Germany's latest unemployment figures indicate that the country could soon have under 3 million people out of work, a new low. While some media commentators praise the German economic model, which has helped the country ride out the recession, others warn that vital labor market reforms are still required.
Just five years ago, Germany was in the grip of an unemployment crisis with the jobless figure soaring to over 5 million in January 2005, the highest level since the Great Depression of the 1930s. Now, with the industrialized world still reeling from the effects of the financial crisis, Germany is in the fortunate position of seeing its unemployment figures falling steadily and could soon have fewer than 3 million people out of work.
On Thursday, the Federal Employment Agency (BA) released the latest unemployment figures. A total of 3.192 million people were registered as unemployed this month, an increase of 39,000 on June. The unemployment rate was 7.6 percent, up 0.1 percent compared to the previous month. The slight increase is largely due to seasonal factors.
The figure is an improvement on the same period last year when 271,000 more people were without work and the joblessness rate was 8.2 percent. The figures point to the success of the German policy of keeping workers on the job under a short-time work program as the country weathered the global crisis, as well as the fact that the country's exports are increasingly in demand.
The government-subsidized short-time work scheme has helped companies to ride out the crisis. While there are still 481,000 people on such schemes, that is just a third of the figure at the height of the recession.
"Germany's economy is experiencing a recovery, the situation on the labor market has improved further," BA boss Frank-Jürgen Weise said when announcing the figures. Labor Minister Ursula von der Leyen welcomed the figures as "good news," saying that the slight increase is due to the start of the summer vacation period when business activity slows down.
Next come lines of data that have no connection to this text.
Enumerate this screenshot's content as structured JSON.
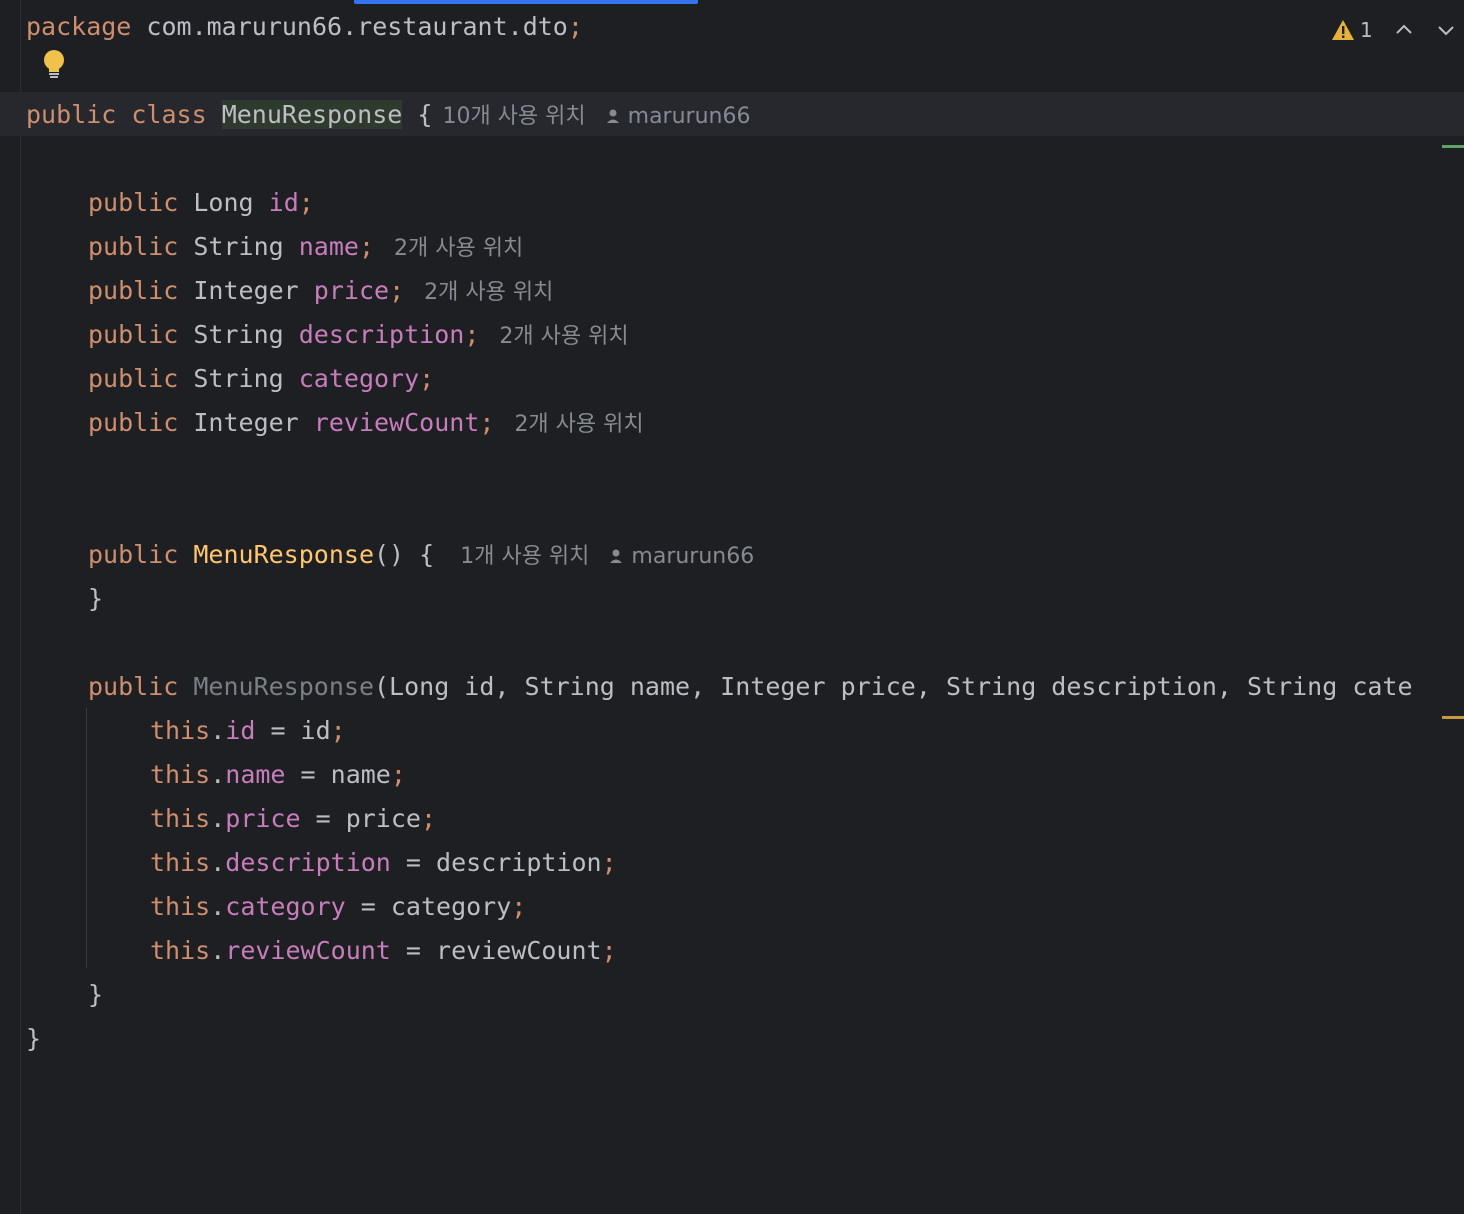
{
  "editor": {
    "warnings": {
      "count": "1"
    },
    "lines": {
      "package_kw": "package",
      "package_name": "com.marurun66.restaurant.dto",
      "package_semi": ";",
      "class_public": "public",
      "class_kw": "class",
      "class_name": "MenuResponse",
      "class_brace": "{",
      "class_usages": "10개 사용 위치",
      "class_author": "marurun66",
      "fields": [
        {
          "mod": "public",
          "type": "Long",
          "name": "id",
          "semi": ";",
          "usages": ""
        },
        {
          "mod": "public",
          "type": "String",
          "name": "name",
          "semi": ";",
          "usages": "2개 사용 위치"
        },
        {
          "mod": "public",
          "type": "Integer",
          "name": "price",
          "semi": ";",
          "usages": "2개 사용 위치"
        },
        {
          "mod": "public",
          "type": "String",
          "name": "description",
          "semi": ";",
          "usages": "2개 사용 위치"
        },
        {
          "mod": "public",
          "type": "String",
          "name": "category",
          "semi": ";",
          "usages": ""
        },
        {
          "mod": "public",
          "type": "Integer",
          "name": "reviewCount",
          "semi": ";",
          "usages": "2개 사용 위치"
        }
      ],
      "ctor1_mod": "public",
      "ctor1_name": "MenuResponse",
      "ctor1_sig": "() {",
      "ctor1_usages": "1개 사용 위치",
      "ctor1_author": "marurun66",
      "ctor1_close": "}",
      "ctor2_mod": "public",
      "ctor2_name": "MenuResponse",
      "ctor2_params": "(Long id, String name, Integer price, String description, String cate",
      "assignments": [
        {
          "this": "this",
          "dot": ".",
          "field": "id",
          "eq": " = ",
          "value": "id",
          "semi": ";"
        },
        {
          "this": "this",
          "dot": ".",
          "field": "name",
          "eq": " = ",
          "value": "name",
          "semi": ";"
        },
        {
          "this": "this",
          "dot": ".",
          "field": "price",
          "eq": " = ",
          "value": "price",
          "semi": ";"
        },
        {
          "this": "this",
          "dot": ".",
          "field": "description",
          "eq": " = ",
          "value": "description",
          "semi": ";"
        },
        {
          "this": "this",
          "dot": ".",
          "field": "category",
          "eq": " = ",
          "value": "category",
          "semi": ";"
        },
        {
          "this": "this",
          "dot": ".",
          "field": "reviewCount",
          "eq": " = ",
          "value": "reviewCount",
          "semi": ";"
        }
      ],
      "ctor2_close": "}",
      "class_close": "}"
    }
  },
  "icons": {
    "bulb": "lightbulb-icon",
    "warning": "warning-triangle-icon",
    "prev": "chevron-up-icon",
    "next": "chevron-down-icon",
    "author": "person-icon"
  },
  "colors": {
    "background": "#1e1f22",
    "keyword": "#cf8e6d",
    "field": "#c77dbb",
    "method": "#ffc66d",
    "text": "#bcbec4",
    "hint": "#868a91"
  }
}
To read more: http://www.spiegel.de/international/germany/0,1518,709329,00.html